Nick chose to test two biodegradable monomers – diglycerol and meso-erythritol. Diglycerol is cheap and easy to buy. However, it might be too soft when used on its own. Meso-erythritol is more expensive, but more rigid. They wanted to use diglycerol and meso-erythritol because the chemical structures have the potential to create something that is not too rigid and not too flexible.

Nick and his students designed an experiment in which they tested elastomers made from each of the monomers (diglycerol and meso-erythritol) alone, as well as elastomers made using both types of monomers. They made elastomers with the following percentage ratios of diglycerol over meso-erythritol: 100/0, 75/25, 50/50, 25/75, 0/100. The team was hoping to find the “sweet spot” between a product that is too stiff, and one that is not stiff enough to be useful in elastic materials. Once they finished making their elastomers, they prepared the stretch tests. 

To start a stretch test, the team had to stamp out a piece of material from each elastomer, creating samples with the same size, shape, and thickness. They also cut pieces from rubber bands made of synthetic plastics to compare as a control. Next, they tested the elastomers using a machine that measures how much force is applied (stress) as a material is stretched (strain), both important measures of elasticity. The stress, or force per unit of area, is measured in megapascals (MPa) while the strain, or amount of stretch, is measured as a percent of the original length. 

Featured scientist: Nick Robertson from Northland College. Written by: Theresa Paulsen from Ashland High School, Wisconsin

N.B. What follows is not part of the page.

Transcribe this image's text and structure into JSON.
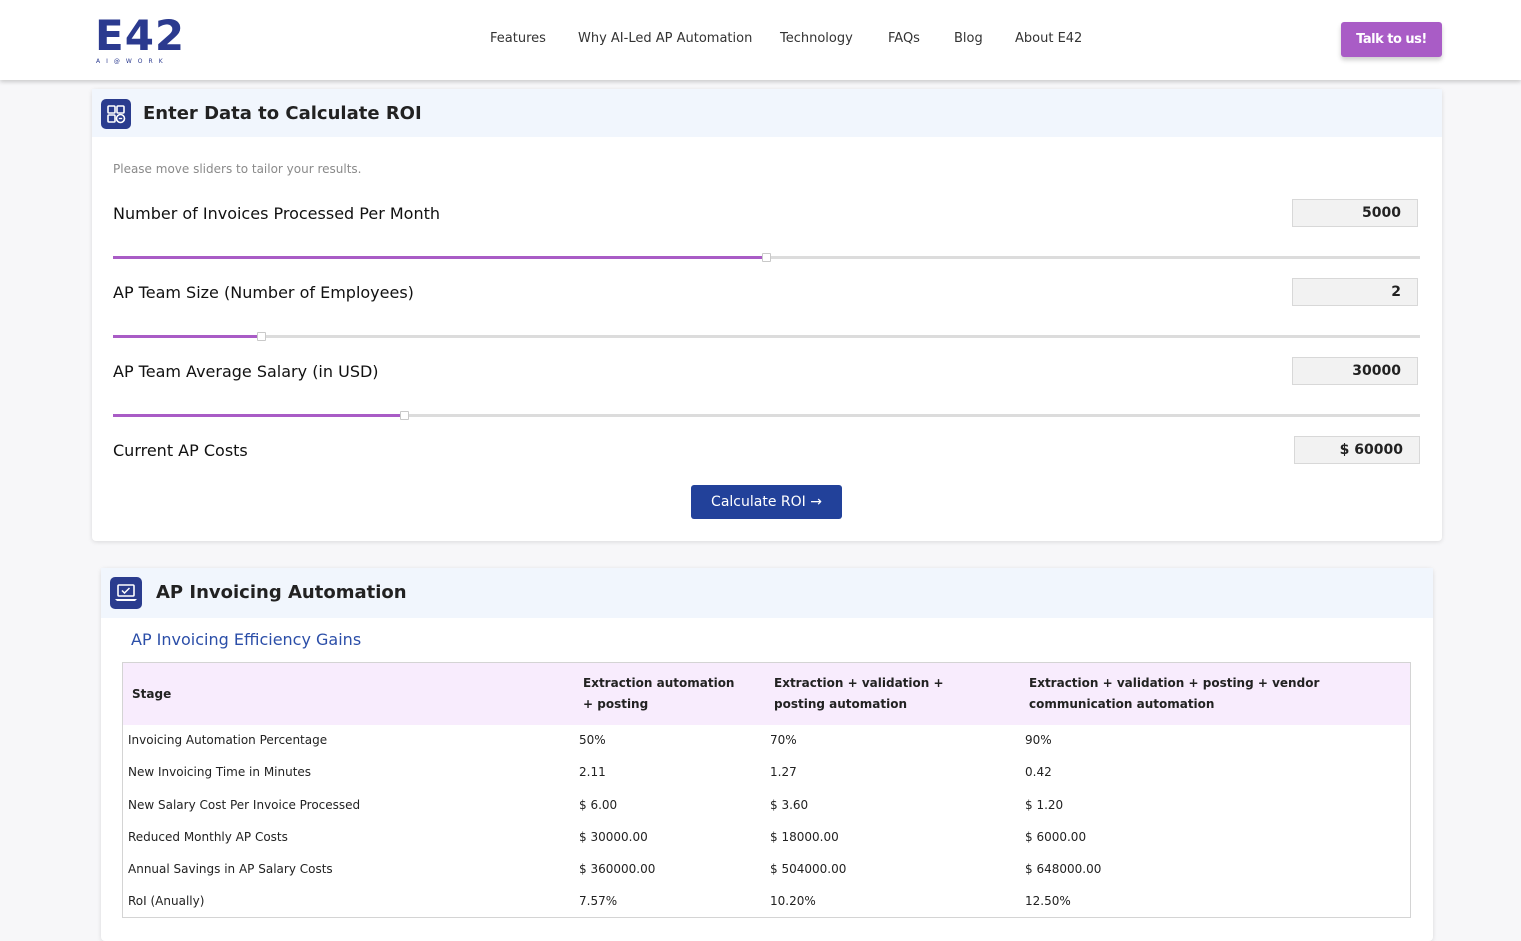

Flesch–Kincaid Reading Grade Level = 9.6

For additional information on the plastic problem, and Nick’s research, check out the following resources: